▶ [Work item] Scan the records for lines with the string "second". Say how many there are, and add nothing.
[Available data]
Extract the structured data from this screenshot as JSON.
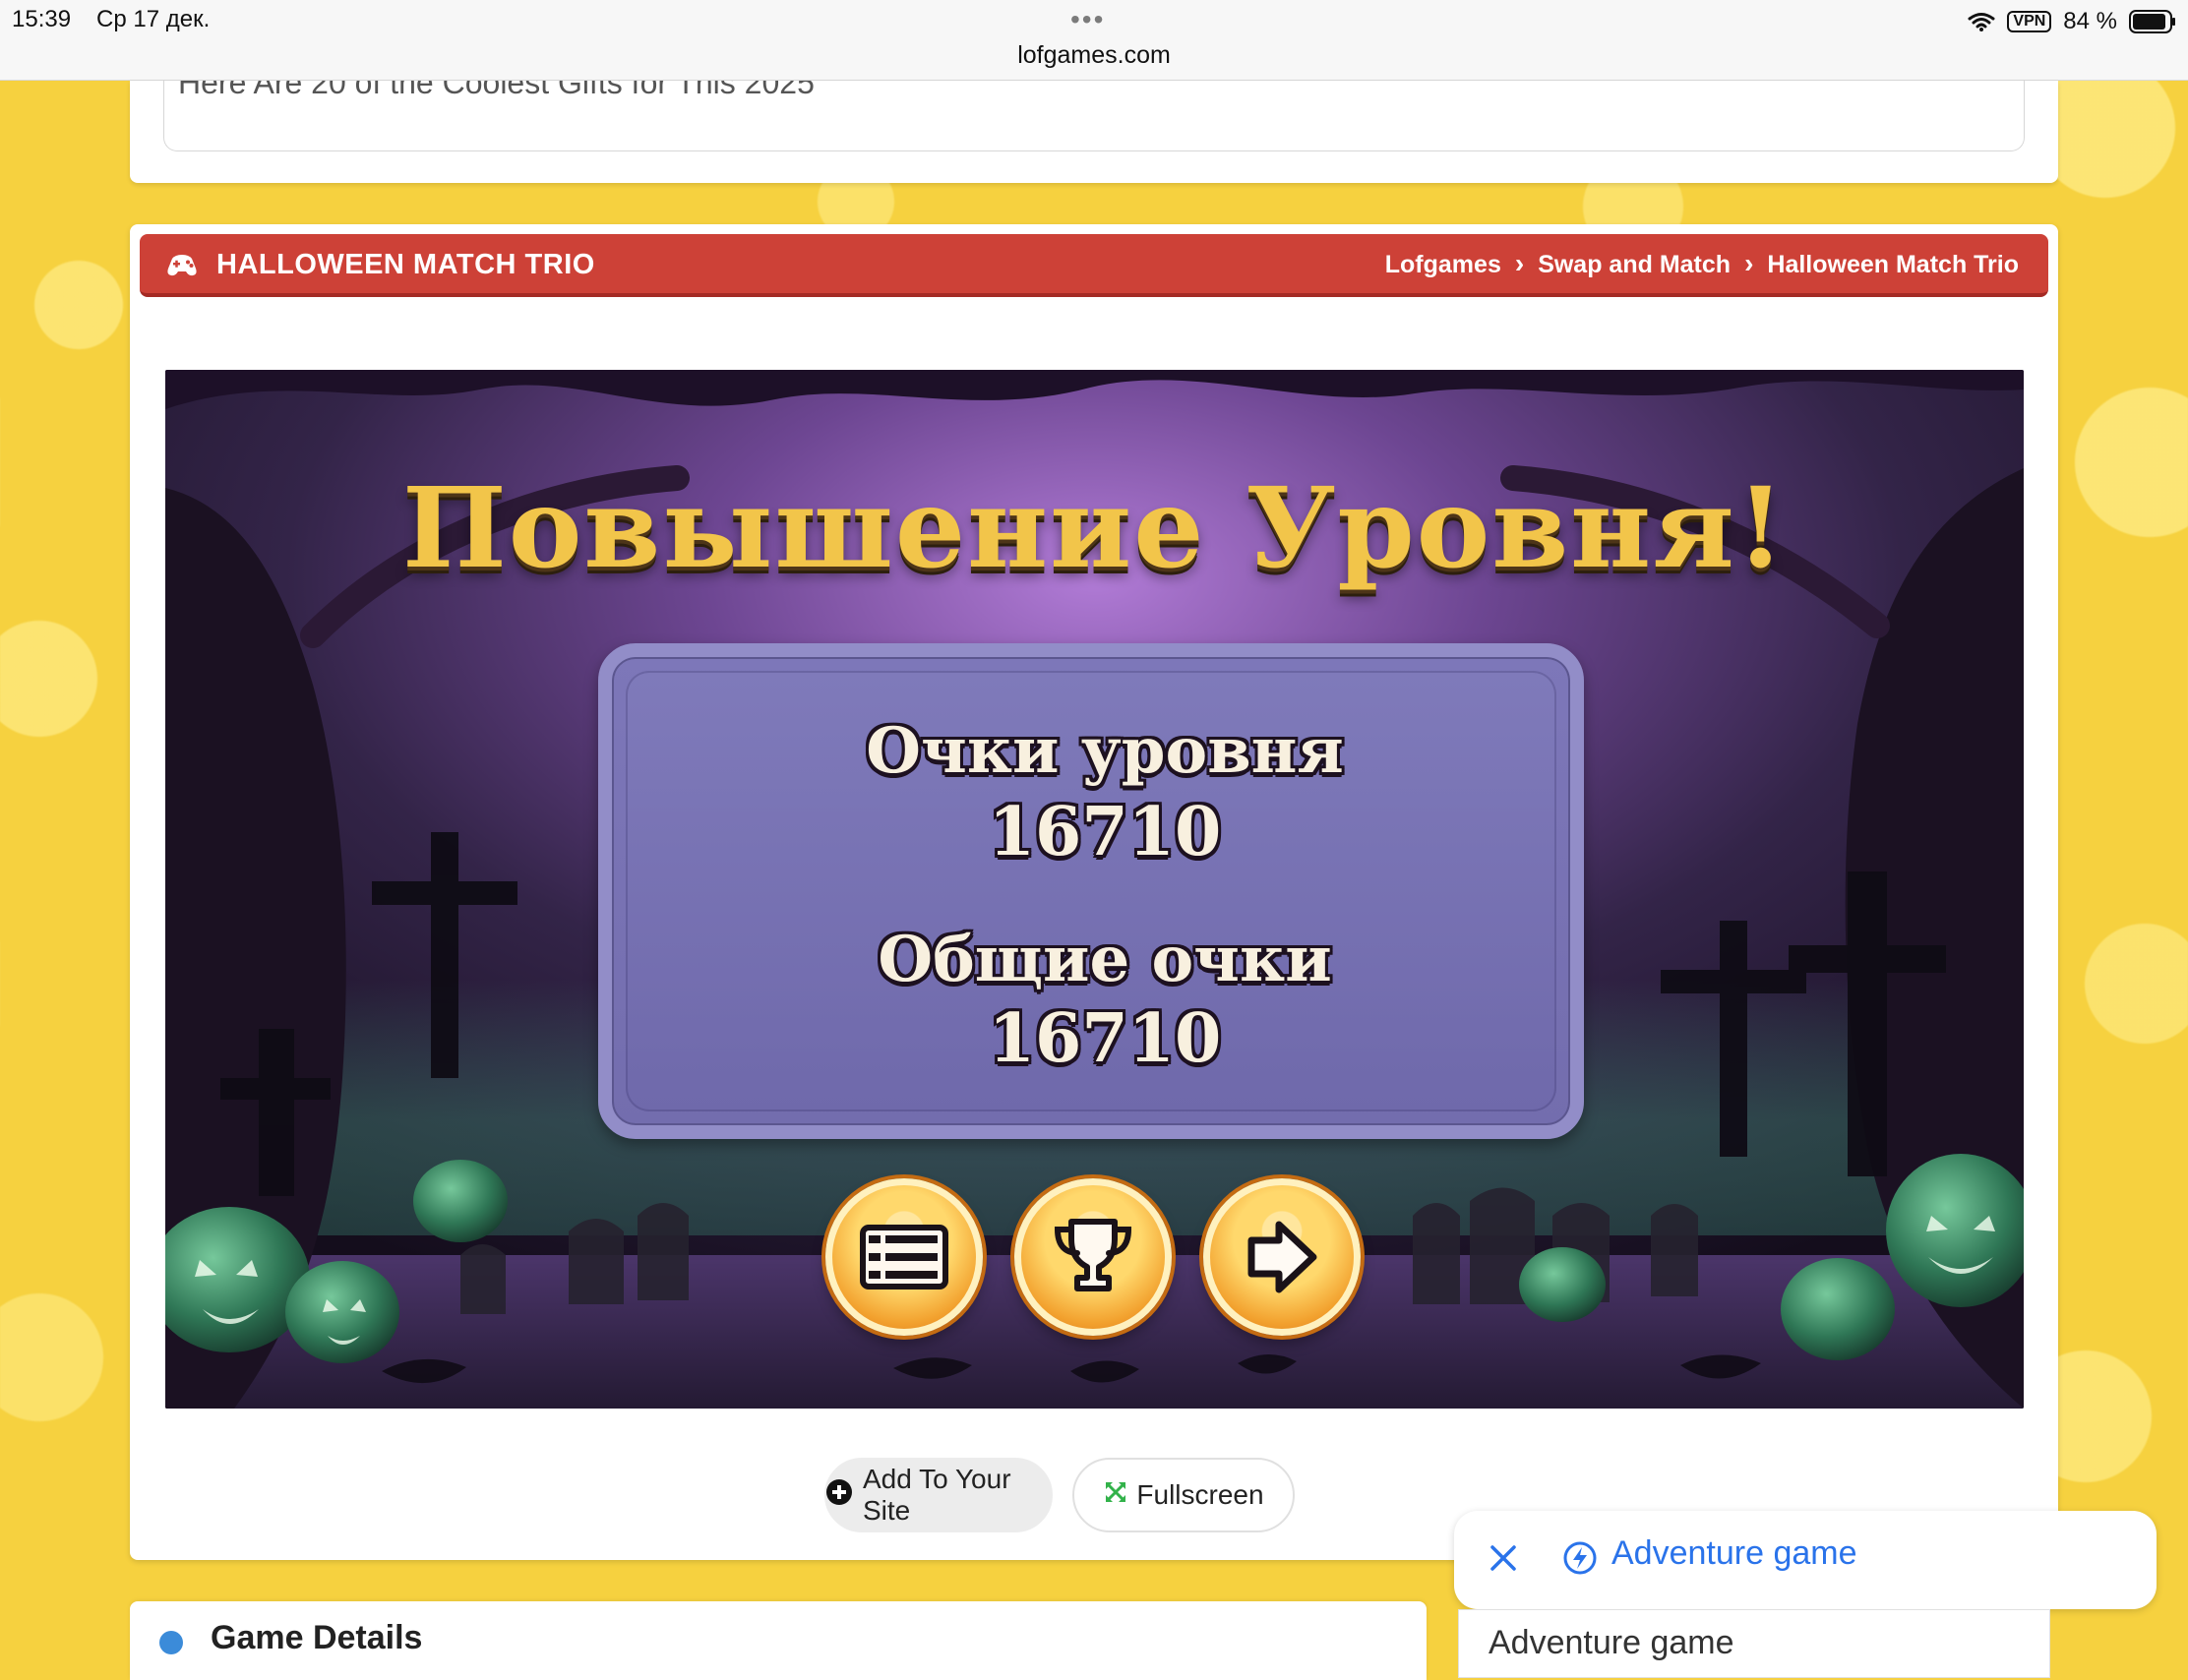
{
  "status_bar": {
    "time": "15:39",
    "date": "Ср 17 дек.",
    "dots": "•••",
    "url": "lofgames.com",
    "vpn": "VPN",
    "battery": "84 %"
  },
  "top_card": {
    "text": "Here Are 20 of the Coolest Gifts for This 2025"
  },
  "game_header": {
    "title": "HALLOWEEN MATCH TRIO",
    "breadcrumb": [
      "Lofgames",
      "Swap and Match",
      "Halloween Match Trio"
    ],
    "separator": "›",
    "header_color": "#cd4137"
  },
  "game": {
    "level_up_title": "Повышение Уровня!",
    "level_score_label": "Очки уровня",
    "level_score_value": "16710",
    "total_score_label": "Общие очки",
    "total_score_value": "16710",
    "buttons": [
      {
        "icon": "menu-icon"
      },
      {
        "icon": "trophy-icon"
      },
      {
        "icon": "arrow-right-icon"
      }
    ]
  },
  "actions": {
    "add_to_site": "Add To Your Site",
    "fullscreen": "Fullscreen"
  },
  "ad": {
    "label": "Adventure game"
  },
  "bottom": {
    "left_text": "Game Details",
    "right_text": "Adventure game"
  }
}
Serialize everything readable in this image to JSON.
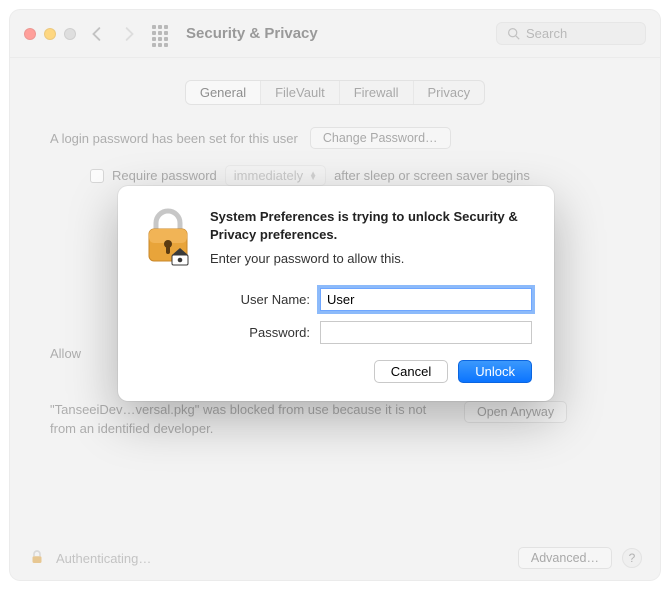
{
  "window": {
    "title": "Security & Privacy",
    "search_placeholder": "Search"
  },
  "tabs": [
    {
      "label": "General",
      "active": true
    },
    {
      "label": "FileVault",
      "active": false
    },
    {
      "label": "Firewall",
      "active": false
    },
    {
      "label": "Privacy",
      "active": false
    }
  ],
  "login_row": {
    "text": "A login password has been set for this user",
    "button": "Change Password…"
  },
  "require_row": {
    "checkbox_label": "Require password",
    "select_value": "immediately",
    "suffix": "after sleep or screen saver begins"
  },
  "allow_label_prefix": "Allow",
  "blocked": {
    "message": "\"TanseeiDev…versal.pkg\" was blocked from use because it is not from an identified developer.",
    "button": "Open Anyway"
  },
  "footer": {
    "status": "Authenticating…",
    "advanced": "Advanced…",
    "help": "?"
  },
  "modal": {
    "title": "System Preferences is trying to unlock Security & Privacy preferences.",
    "subtitle": "Enter your password to allow this.",
    "username_label": "User Name:",
    "username_value": "User",
    "password_label": "Password:",
    "password_value": "",
    "cancel": "Cancel",
    "unlock": "Unlock"
  }
}
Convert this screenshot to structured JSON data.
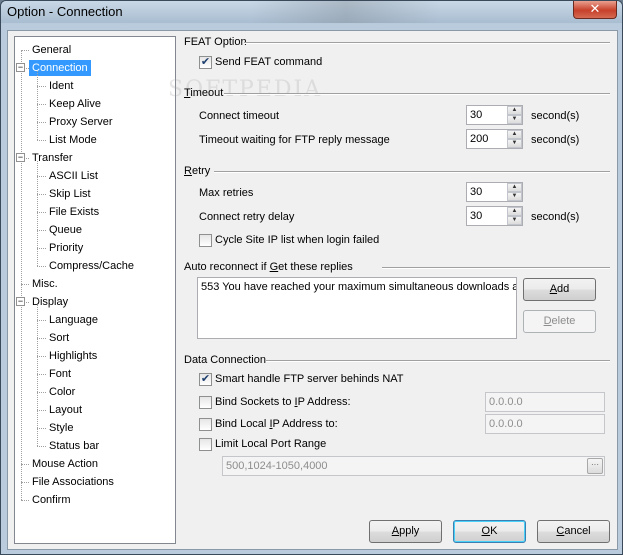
{
  "window": {
    "title": "Option - Connection",
    "close_label": "✕",
    "watermark": "SOFTPEDIA"
  },
  "tree": {
    "items": [
      {
        "label": "General",
        "level": 0
      },
      {
        "label": "Connection",
        "level": 0,
        "selected": true,
        "expander": "−"
      },
      {
        "label": "Ident",
        "level": 1
      },
      {
        "label": "Keep Alive",
        "level": 1
      },
      {
        "label": "Proxy Server",
        "level": 1
      },
      {
        "label": "List Mode",
        "level": 1
      },
      {
        "label": "Transfer",
        "level": 0,
        "expander": "−"
      },
      {
        "label": "ASCII List",
        "level": 1
      },
      {
        "label": "Skip List",
        "level": 1
      },
      {
        "label": "File Exists",
        "level": 1
      },
      {
        "label": "Queue",
        "level": 1
      },
      {
        "label": "Priority",
        "level": 1
      },
      {
        "label": "Compress/Cache",
        "level": 1
      },
      {
        "label": "Misc.",
        "level": 0
      },
      {
        "label": "Display",
        "level": 0,
        "expander": "−"
      },
      {
        "label": "Language",
        "level": 1
      },
      {
        "label": "Sort",
        "level": 1
      },
      {
        "label": "Highlights",
        "level": 1
      },
      {
        "label": "Font",
        "level": 1
      },
      {
        "label": "Color",
        "level": 1
      },
      {
        "label": "Layout",
        "level": 1
      },
      {
        "label": "Style",
        "level": 1
      },
      {
        "label": "Status bar",
        "level": 1
      },
      {
        "label": "Mouse Action",
        "level": 0
      },
      {
        "label": "File Associations",
        "level": 0
      },
      {
        "label": "Confirm",
        "level": 0
      }
    ]
  },
  "feat": {
    "title": "FEAT Option",
    "send_feat_label": "Send FEAT command",
    "send_feat_checked": true
  },
  "timeout": {
    "title_prefix": "",
    "title_underline": "T",
    "title_rest": "imeout",
    "connect_label": "Connect timeout",
    "connect_value": "30",
    "connect_unit": "second(s)",
    "reply_label": "Timeout waiting for FTP reply message",
    "reply_value": "200",
    "reply_unit": "second(s)"
  },
  "retry": {
    "title_underline": "R",
    "title_rest": "etry",
    "max_label": "Max retries",
    "max_value": "30",
    "delay_label": "Connect retry delay",
    "delay_value": "30",
    "delay_unit": "second(s)",
    "cycle_label": "Cycle Site IP list when login failed",
    "cycle_checked": false
  },
  "reconnect": {
    "title_prefix": "Auto reconnect if ",
    "title_underline": "G",
    "title_rest": "et these replies",
    "text": "553 You have reached your maximum simultaneous downloads a",
    "add_underline": "A",
    "add_rest": "dd",
    "delete_underline": "D",
    "delete_rest": "elete"
  },
  "data_connection": {
    "title": "Data Connection",
    "smart_label": "Smart handle FTP server behinds NAT",
    "smart_checked": true,
    "bind_sockets_prefix": "Bind Sockets to ",
    "bind_sockets_underline": "I",
    "bind_sockets_rest": "P Address:",
    "bind_sockets_value": "0.0.0.0",
    "bind_local_prefix": "Bind Local ",
    "bind_local_underline": "I",
    "bind_local_rest": "P Address to:",
    "bind_local_value": "0.0.0.0",
    "limit_label": "Limit Local Port Range",
    "port_range_value": "500,1024-1050,4000",
    "ellipsis_label": "···"
  },
  "footer": {
    "apply_underline": "A",
    "apply_rest": "pply",
    "ok_underline": "O",
    "ok_rest": "K",
    "cancel_underline": "C",
    "cancel_rest": "ancel"
  }
}
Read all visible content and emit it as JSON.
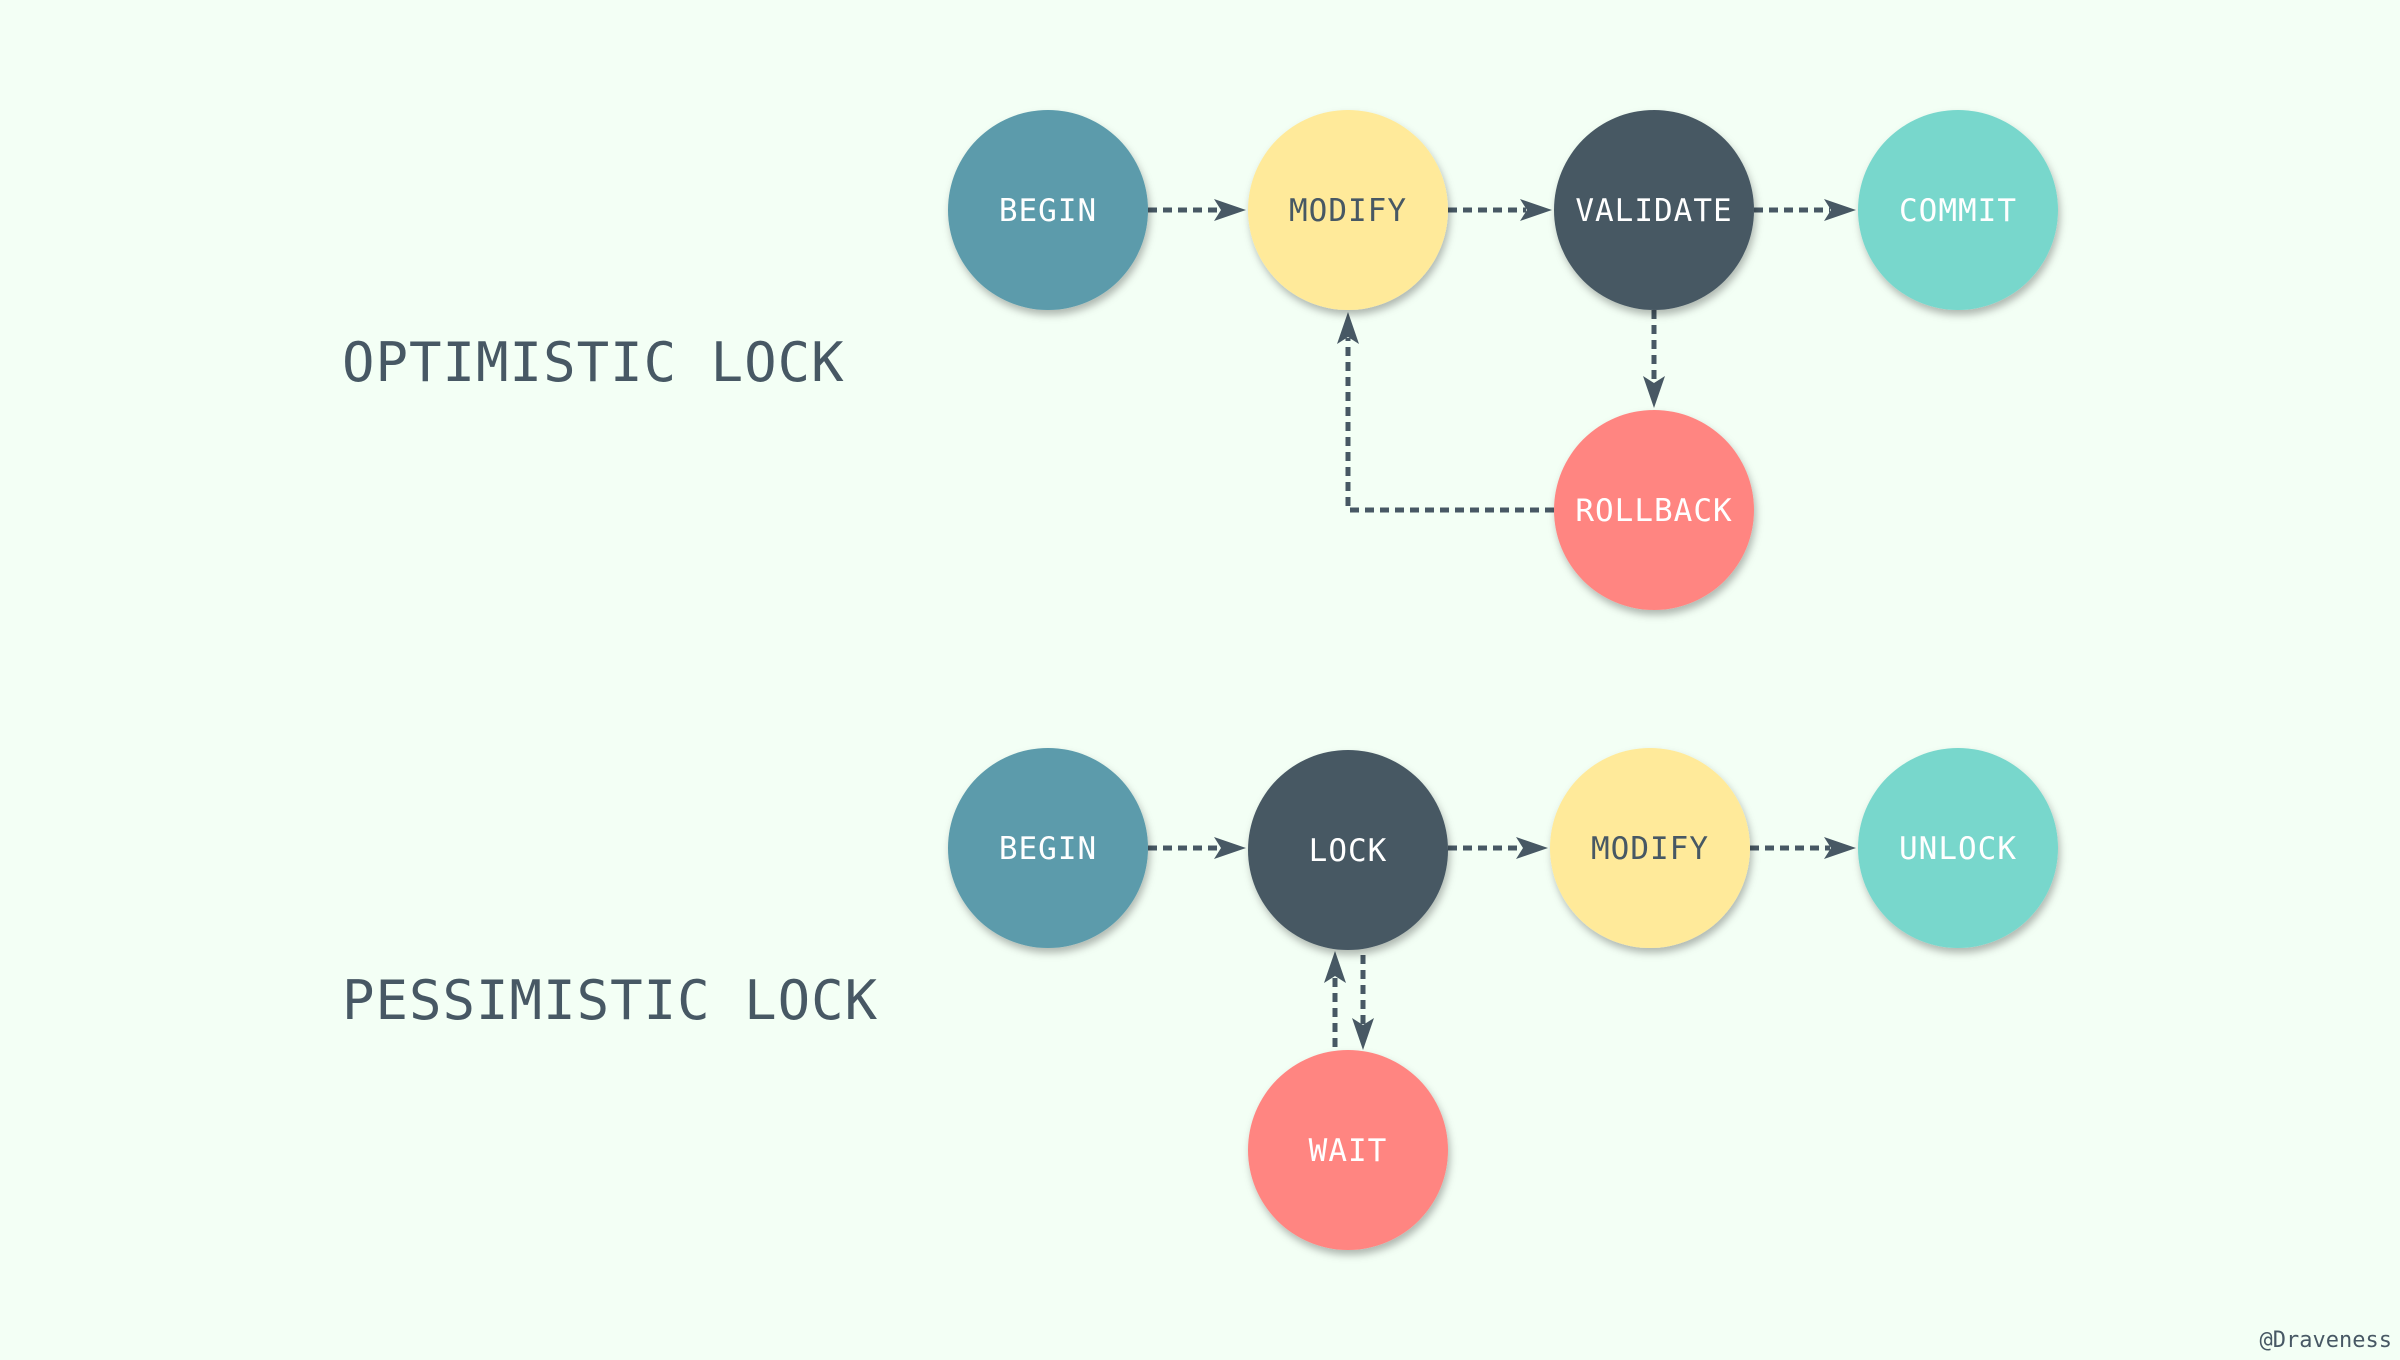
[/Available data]
▶ [Solution for this task] 3